• [What you should do] Provide a verbatim copy of all the records below, leaving the images out.

• [The records]
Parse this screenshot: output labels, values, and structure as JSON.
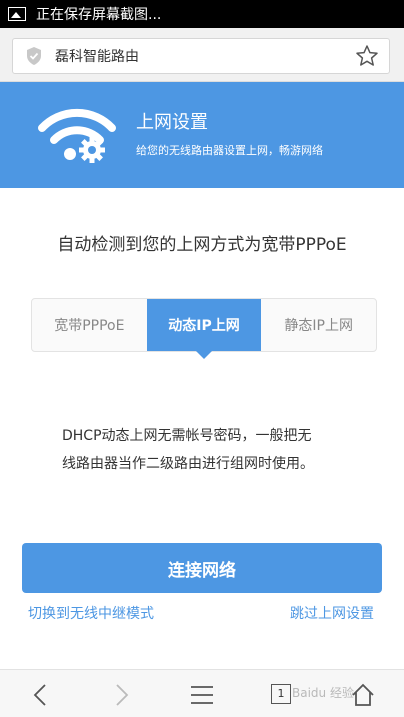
{
  "status_bar": {
    "text": "正在保存屏幕截图..."
  },
  "browser": {
    "url_title": "磊科智能路由"
  },
  "header": {
    "title": "上网设置",
    "subtitle": "给您的无线路由器设置上网，畅游网络"
  },
  "detect_text": "自动检测到您的上网方式为宽带PPPoE",
  "tabs": [
    {
      "label": "宽带PPPoE",
      "active": false
    },
    {
      "label": "动态IP上网",
      "active": true
    },
    {
      "label": "静态IP上网",
      "active": false
    }
  ],
  "description": {
    "line1": "DHCP动态上网无需帐号密码，一般把无",
    "line2": "线路由器当作二级路由进行组网时使用。"
  },
  "connect_label": "连接网络",
  "links": {
    "relay_mode": "切换到无线中继模式",
    "skip_setup": "跳过上网设置"
  },
  "bottom_bar": {
    "tab_count": "1",
    "watermark": "Baidu 经验"
  },
  "colors": {
    "accent": "#4d97e3"
  }
}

• [Your response]
Parse this screenshot: output labels, values, and structure as JSON.
{
  "status_bar": {
    "text": "正在保存屏幕截图..."
  },
  "browser": {
    "url_title": "磊科智能路由"
  },
  "header": {
    "title": "上网设置",
    "subtitle": "给您的无线路由器设置上网，畅游网络"
  },
  "detect_text": "自动检测到您的上网方式为宽带PPPoE",
  "tabs": [
    {
      "label": "宽带PPPoE",
      "active": false
    },
    {
      "label": "动态IP上网",
      "active": true
    },
    {
      "label": "静态IP上网",
      "active": false
    }
  ],
  "description": {
    "line1": "DHCP动态上网无需帐号密码，一般把无",
    "line2": "线路由器当作二级路由进行组网时使用。"
  },
  "connect_label": "连接网络",
  "links": {
    "relay_mode": "切换到无线中继模式",
    "skip_setup": "跳过上网设置"
  },
  "bottom_bar": {
    "tab_count": "1",
    "watermark": "Baidu 经验"
  },
  "colors": {
    "accent": "#4d97e3"
  }
}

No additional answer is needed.